What Is The Purpose Of The Emoluments Clause? Donald Trump Must Follow This Constitutional Rule
Many of the wild threats and vague policy proposals that Donald Trump floated during his campaign have been speculated to be unconstitutional, but it seems that even without any action on his part, the president-elect could break an important constitutional law on his first day in office. One crucial clause in the founding document, the emoluments clause, could be broken due to the high-profile clientele at Trump's hotels. The purpose of the emoluments clause is to keep foreign money out of American politics, and that could be put to the test on day one of Trump's administration.
The clause, from Article 1 Section 9 of the Constitution, holds that "no person holding any office of profit or trust under [the United States] shall, without the consent of the Congress, accept of any present, emolument, office, or title, of any kind whatever, from any king, prince, or foreign state.” The federal government still takes this pretty seriously, too — there's a whole division of the Department of State in charge of meticulously appraising and cataloguing all gifts received by any federal employee from a foreign source.
Merriam-Webster defines emoluments as "the returns arising from office or employment usually in the form of compensation or perquisites." Under a technical reading of this definition, Trump is in employment of foreign governments when they use government funding to stay at his hotels, which some have now admitted they plan to do in order to win favor with the president-elect.
The idea when this clause was written was to make sure that foreign influence stayed out of American government as much as possible, so that leaders were focused on their people more than anything else.
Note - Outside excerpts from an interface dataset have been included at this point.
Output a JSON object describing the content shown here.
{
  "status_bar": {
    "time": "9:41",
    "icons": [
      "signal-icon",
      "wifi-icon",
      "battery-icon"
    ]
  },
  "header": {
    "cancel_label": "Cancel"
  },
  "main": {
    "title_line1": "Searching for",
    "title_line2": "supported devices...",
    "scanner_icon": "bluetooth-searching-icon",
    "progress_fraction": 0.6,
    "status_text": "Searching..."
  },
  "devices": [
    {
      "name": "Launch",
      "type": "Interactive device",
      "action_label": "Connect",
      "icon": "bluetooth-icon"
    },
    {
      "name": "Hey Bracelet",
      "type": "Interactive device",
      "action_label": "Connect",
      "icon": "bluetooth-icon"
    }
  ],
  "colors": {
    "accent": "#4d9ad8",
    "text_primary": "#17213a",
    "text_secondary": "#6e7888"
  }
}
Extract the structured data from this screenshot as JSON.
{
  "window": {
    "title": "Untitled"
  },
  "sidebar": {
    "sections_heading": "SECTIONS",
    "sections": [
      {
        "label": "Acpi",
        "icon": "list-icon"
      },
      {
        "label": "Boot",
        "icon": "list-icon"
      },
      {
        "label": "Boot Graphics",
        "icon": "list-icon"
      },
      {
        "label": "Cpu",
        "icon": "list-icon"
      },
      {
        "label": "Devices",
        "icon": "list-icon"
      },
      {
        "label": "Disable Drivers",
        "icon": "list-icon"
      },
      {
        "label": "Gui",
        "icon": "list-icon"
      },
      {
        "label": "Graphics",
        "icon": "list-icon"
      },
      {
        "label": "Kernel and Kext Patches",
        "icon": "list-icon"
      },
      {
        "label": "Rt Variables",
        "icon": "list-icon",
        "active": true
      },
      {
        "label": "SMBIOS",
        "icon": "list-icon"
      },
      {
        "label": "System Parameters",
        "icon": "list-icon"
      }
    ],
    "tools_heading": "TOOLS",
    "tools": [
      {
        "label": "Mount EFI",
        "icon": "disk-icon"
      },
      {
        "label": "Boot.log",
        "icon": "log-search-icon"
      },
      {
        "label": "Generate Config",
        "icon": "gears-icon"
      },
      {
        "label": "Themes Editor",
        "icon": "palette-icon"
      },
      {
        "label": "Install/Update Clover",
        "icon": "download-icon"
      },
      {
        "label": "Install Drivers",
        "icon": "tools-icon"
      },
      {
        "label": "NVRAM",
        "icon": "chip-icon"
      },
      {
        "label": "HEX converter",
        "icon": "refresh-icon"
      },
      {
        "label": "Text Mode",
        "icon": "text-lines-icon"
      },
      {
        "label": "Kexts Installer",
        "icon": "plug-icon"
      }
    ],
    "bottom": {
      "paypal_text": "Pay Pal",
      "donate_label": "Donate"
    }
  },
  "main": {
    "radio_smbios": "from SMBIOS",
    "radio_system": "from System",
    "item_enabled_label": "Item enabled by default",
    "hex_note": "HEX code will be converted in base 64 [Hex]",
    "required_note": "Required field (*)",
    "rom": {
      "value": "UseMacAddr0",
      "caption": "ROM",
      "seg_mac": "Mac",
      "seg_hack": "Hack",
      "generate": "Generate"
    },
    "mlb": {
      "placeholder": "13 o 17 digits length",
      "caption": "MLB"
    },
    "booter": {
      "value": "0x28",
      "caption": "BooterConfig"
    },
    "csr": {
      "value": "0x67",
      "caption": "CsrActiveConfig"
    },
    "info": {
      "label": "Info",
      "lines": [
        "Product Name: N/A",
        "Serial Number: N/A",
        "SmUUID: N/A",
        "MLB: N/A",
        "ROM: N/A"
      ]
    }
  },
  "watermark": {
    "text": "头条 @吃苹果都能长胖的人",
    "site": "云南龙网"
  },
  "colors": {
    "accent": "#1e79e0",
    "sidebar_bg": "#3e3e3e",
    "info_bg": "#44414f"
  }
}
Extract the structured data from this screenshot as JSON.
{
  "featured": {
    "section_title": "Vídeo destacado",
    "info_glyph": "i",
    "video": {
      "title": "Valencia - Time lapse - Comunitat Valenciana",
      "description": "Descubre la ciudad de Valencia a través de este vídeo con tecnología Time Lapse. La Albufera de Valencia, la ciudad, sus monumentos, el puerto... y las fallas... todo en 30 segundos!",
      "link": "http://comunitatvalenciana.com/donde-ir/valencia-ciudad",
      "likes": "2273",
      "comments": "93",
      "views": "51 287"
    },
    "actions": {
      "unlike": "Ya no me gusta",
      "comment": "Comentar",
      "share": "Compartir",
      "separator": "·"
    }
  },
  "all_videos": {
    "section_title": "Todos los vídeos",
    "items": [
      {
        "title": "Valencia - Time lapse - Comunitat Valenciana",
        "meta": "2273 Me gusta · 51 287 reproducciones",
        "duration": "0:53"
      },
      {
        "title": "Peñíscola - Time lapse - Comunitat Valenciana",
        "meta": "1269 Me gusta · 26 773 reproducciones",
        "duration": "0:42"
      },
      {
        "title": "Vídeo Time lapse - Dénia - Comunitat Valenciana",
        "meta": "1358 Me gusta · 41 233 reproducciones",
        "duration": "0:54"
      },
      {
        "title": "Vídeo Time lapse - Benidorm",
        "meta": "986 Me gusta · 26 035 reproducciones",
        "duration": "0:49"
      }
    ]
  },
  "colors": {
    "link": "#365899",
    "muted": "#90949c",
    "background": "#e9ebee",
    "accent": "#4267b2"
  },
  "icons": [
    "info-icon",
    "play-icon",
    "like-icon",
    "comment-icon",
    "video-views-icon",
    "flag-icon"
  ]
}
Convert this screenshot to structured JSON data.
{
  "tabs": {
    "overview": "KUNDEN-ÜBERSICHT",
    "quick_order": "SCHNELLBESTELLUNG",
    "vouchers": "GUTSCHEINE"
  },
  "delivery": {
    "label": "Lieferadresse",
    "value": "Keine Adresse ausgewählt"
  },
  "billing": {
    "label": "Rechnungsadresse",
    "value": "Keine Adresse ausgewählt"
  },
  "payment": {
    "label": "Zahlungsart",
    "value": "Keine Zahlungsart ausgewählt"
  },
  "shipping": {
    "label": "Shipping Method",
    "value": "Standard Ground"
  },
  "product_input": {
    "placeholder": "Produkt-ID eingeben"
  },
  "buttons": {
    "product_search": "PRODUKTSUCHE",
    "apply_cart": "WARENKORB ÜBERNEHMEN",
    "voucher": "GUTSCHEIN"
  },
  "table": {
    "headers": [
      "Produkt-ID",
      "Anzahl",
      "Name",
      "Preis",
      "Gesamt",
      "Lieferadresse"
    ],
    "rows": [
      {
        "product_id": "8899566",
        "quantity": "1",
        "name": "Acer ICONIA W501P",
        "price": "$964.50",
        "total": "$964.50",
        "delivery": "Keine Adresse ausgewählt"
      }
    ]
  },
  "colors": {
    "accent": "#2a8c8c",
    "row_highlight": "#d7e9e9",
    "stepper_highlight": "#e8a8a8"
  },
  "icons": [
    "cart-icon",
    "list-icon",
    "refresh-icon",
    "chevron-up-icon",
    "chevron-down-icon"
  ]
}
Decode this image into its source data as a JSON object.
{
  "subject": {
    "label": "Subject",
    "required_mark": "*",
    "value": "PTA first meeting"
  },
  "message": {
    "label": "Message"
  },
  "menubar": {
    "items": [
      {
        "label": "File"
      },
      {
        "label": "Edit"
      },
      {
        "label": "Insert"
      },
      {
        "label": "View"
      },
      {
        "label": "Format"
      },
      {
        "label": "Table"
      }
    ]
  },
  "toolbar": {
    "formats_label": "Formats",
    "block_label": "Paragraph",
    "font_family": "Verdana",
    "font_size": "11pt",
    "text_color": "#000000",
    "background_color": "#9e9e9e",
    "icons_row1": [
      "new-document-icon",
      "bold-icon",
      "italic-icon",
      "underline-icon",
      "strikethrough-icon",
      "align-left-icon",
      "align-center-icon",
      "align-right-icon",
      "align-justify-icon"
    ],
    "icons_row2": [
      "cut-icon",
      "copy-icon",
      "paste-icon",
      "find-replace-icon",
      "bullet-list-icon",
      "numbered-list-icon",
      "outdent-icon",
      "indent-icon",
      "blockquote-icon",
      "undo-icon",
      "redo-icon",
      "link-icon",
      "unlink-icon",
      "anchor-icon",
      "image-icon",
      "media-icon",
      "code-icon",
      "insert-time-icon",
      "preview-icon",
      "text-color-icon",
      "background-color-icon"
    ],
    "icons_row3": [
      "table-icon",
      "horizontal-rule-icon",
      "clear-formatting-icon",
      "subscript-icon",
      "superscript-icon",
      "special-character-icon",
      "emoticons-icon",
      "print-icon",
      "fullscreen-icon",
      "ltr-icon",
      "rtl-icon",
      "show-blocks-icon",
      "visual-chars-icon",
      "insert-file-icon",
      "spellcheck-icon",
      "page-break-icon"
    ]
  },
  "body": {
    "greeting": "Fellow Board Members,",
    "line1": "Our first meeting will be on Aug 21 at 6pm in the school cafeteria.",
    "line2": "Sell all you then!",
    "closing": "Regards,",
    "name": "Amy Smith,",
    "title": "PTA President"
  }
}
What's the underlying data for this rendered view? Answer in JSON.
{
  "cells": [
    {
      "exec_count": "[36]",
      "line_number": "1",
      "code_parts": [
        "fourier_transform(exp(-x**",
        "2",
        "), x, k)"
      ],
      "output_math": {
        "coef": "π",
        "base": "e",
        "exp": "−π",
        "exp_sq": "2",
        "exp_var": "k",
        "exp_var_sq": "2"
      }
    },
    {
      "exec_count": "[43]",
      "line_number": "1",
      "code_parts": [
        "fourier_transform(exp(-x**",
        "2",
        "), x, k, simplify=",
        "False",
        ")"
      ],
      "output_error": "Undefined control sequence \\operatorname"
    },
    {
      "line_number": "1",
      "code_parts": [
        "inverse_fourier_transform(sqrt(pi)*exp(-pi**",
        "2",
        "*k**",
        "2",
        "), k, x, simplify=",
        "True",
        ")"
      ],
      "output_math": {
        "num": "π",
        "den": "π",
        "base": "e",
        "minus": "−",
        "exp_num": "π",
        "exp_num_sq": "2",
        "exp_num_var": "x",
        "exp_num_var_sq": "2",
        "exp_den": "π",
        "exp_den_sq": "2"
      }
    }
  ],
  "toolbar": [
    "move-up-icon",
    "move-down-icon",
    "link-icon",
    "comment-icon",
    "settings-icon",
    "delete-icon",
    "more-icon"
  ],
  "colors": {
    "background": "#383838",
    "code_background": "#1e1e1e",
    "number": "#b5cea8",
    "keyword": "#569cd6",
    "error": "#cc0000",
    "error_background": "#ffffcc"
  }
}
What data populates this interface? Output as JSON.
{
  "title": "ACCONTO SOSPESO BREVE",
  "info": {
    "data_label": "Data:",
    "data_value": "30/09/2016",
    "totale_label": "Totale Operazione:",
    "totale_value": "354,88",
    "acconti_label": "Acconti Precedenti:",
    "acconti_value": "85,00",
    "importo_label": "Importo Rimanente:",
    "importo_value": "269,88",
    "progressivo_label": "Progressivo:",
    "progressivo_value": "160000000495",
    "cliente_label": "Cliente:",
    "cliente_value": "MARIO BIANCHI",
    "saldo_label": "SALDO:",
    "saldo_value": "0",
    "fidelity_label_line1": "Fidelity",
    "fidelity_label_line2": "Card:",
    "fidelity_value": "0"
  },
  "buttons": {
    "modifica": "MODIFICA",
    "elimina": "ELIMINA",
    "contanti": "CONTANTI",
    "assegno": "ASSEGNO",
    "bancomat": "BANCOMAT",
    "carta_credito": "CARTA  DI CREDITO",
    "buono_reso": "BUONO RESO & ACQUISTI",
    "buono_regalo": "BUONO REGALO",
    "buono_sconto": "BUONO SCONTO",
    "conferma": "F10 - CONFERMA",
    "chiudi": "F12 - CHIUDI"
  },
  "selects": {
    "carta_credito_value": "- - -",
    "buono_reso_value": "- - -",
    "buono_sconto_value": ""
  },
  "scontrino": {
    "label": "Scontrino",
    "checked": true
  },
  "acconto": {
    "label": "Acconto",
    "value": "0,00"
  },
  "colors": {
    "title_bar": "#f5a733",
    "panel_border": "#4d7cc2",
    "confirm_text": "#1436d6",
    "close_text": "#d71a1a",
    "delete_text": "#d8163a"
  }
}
The Founding Fathers had a relatively isolationist foreign policy, and they were working really hard to make sure they established sovereignty in the nation's infancy. Granted, this whole statute seems a little outdated in the context of the globalized economy, as it somewhat conflates foreigners to be untrustworthy and corrupting. What's arguably more troubling in this specific scenario is Trump's massive corporation itself and the influence his business dealings in general may have over his administration. However, the basic principle of accepting money from foreign governments still holds, in that a conflict between business interests and politics could make the president put something other than his constituency first.
The only problem now is whether anything will actually happen to enforce this constitutional clause. A competitor might try to sue, but it's pretty gutsy to sue the President of the United States, even this one. And if there's not enough concentrated public pressure for Trump to divest fully from his business interests, nothing may happen in the end. The unconstitutionality of his actions needs to provoke significant outrage, but there's so much to be outraged about when it comes to Trump, that may just fall to the bottom of the list.